According to The Doctors Company, 80 percent of physician office practices and 90 percent of hospitals currently use electronic health records (EHRs). EHRs were adopted by healthcare facilities to provide easier access, facilitate collaboration, and improve efficiency for healthcare providers. Unfortunately, despite the positive impact on patient safety and health care, the use of EHRs has also presented new kinds of errors that can cause dramatic negative consequences on patient health outcomes.
A study conducted by The Doctors Company, a medical malpractice insurance provider, compared closed medical malpractice claims that the company received between 2007 and 2014 and between 2014 and 2016. The company found that the number of medical malpractice claims in which electronic health records were a contributing factor have continued to increase over the past decade.
EHR-related claims involved both system factors and human error factors.
System factors include:
- EHR system design
- Lack of access due to the system being offline or dysfunctional
- Data not shared amongst relevant parties or departments
- Insufficient area for documentation
- Lack of system alerts and alarms
- Lack of system security
Human error factors include:
- Inconsistency between hard copy records and electronic records
- Copy-and-paste and auto-populating fields
- Data entry errors
- Insufficient training on EHR use
- Bypassing or ignoring alerts and alarms
Key Findings from the Electronic Health Record Study
Between 2007 and 2010, the company stated that there were only two claims involving electronic health records as a contributing factor. The recent study revealed that there were 66 cases between 2014 and 2016.
Here are some of the key findings from the study:
- Between 2014 and 2016, 50 percent of EHR-related claims were due to system design errors and 58 percent were due to user errors. Some claims involved multiple factors, both system and user-related.
- Most EHR-related claims events occur in hospital clinics and doctor’s offices.
- Between 2014 and 2016, there was an increase of EHR-related claim events occurring in patient rooms.
- The most common allegation in malpractice claims related to the use of EHR were diagnosis-related. The second most common allegation involved medication-related allegations, including improper medication management, wrong dosage, or wrong medication.
- EHR-related claim events occurred most often in the obstetrics and gynecology specialty.
In the medical malpractice claims that The Doctors Company handled, typically EHR was cited as a contributing factor and not the primary cause. The company also noted that a study has not been conducted on written health record-related medical malpractice claims that they have seen, stating that the risk posed by this form of documentation “may well be higher” than that of electronic records.
Sources of EHR-related Problems

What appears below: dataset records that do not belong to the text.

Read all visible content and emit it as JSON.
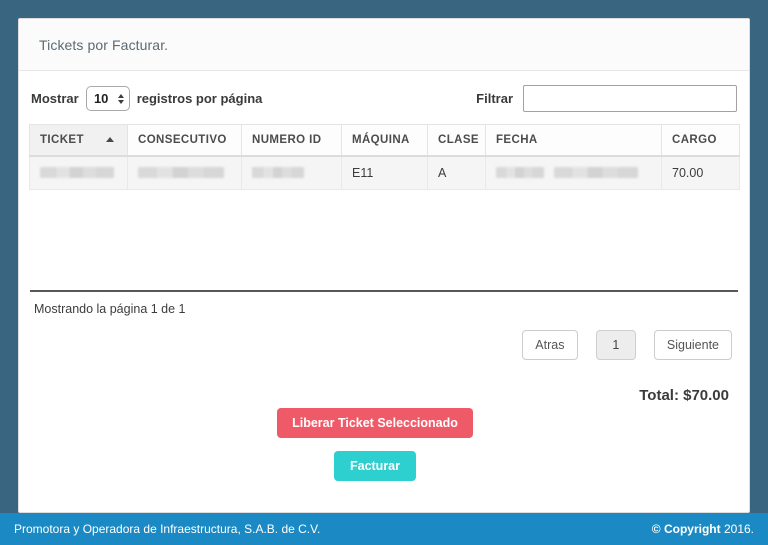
{
  "panel": {
    "title": "Tickets por Facturar."
  },
  "controls": {
    "length_label_pre": "Mostrar",
    "length_value": "10",
    "length_label_post": "registros por página",
    "filter_label": "Filtrar",
    "filter_value": "",
    "filter_placeholder": ""
  },
  "table": {
    "columns": [
      {
        "label": "TICKET",
        "sorted": "asc"
      },
      {
        "label": "CONSECUTIVO",
        "sorted": ""
      },
      {
        "label": "NUMERO ID",
        "sorted": ""
      },
      {
        "label": "MÁQUINA",
        "sorted": ""
      },
      {
        "label": "CLASE",
        "sorted": ""
      },
      {
        "label": "FECHA",
        "sorted": ""
      },
      {
        "label": "CARGO",
        "sorted": ""
      }
    ],
    "rows": [
      {
        "ticket": "",
        "consecutivo": "",
        "numero_id": "",
        "maquina": "E11",
        "clase": "A",
        "fecha": "",
        "cargo": "70.00",
        "selected": true
      }
    ]
  },
  "pager": {
    "info": "Mostrando la página 1 de 1",
    "prev_label": "Atras",
    "current_page": "1",
    "next_label": "Siguiente"
  },
  "summary": {
    "total": "Total: $70.00"
  },
  "actions": {
    "liberar_label": "Liberar Ticket Seleccionado",
    "facturar_label": "Facturar"
  },
  "footer": {
    "left": "Promotora y Operadora de Infraestructura, S.A.B. de C.V.",
    "copyright_strong": "© Copyright",
    "copyright_year": "2016."
  },
  "colors": {
    "page_background": "#3a6580",
    "footer_background": "#1b8ac4",
    "danger_button": "#ef5a69",
    "primary_button": "#2ecfcf",
    "panel_background": "#ffffff"
  }
}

The authors of the study believe that many problems pertaining to the use of electronic health records could have been avoided in the first place. For one, the authors believe that the government could have done a better job in developing standards for EHR use and requirements to ensure usability and safety before ushering in widespread adoption in 2009. According to the study, healthcare workers played a small role in helping develop the EHR, and their concerns have not been properly addressed. Future optimizations of EHR technology, including workflow improvements, standardization of protocols, and use of artificial intelligence, could take years to implement.
Have You Been the Victim of Medical Malpractice?
If you believe that you or a loved one have suffered an injury or illness due to the negligent actions of a healthcare provider, call Thomas J. Henry. Our medical malpractice attorneys are experienced in handling many types of complex malpractice cases. Healthcare professionals have a duty to look after your health and well-being and adhere to the standards of their profession. Contact our attorneys for a free legal consultation — we are available 24/7, nights and weekends.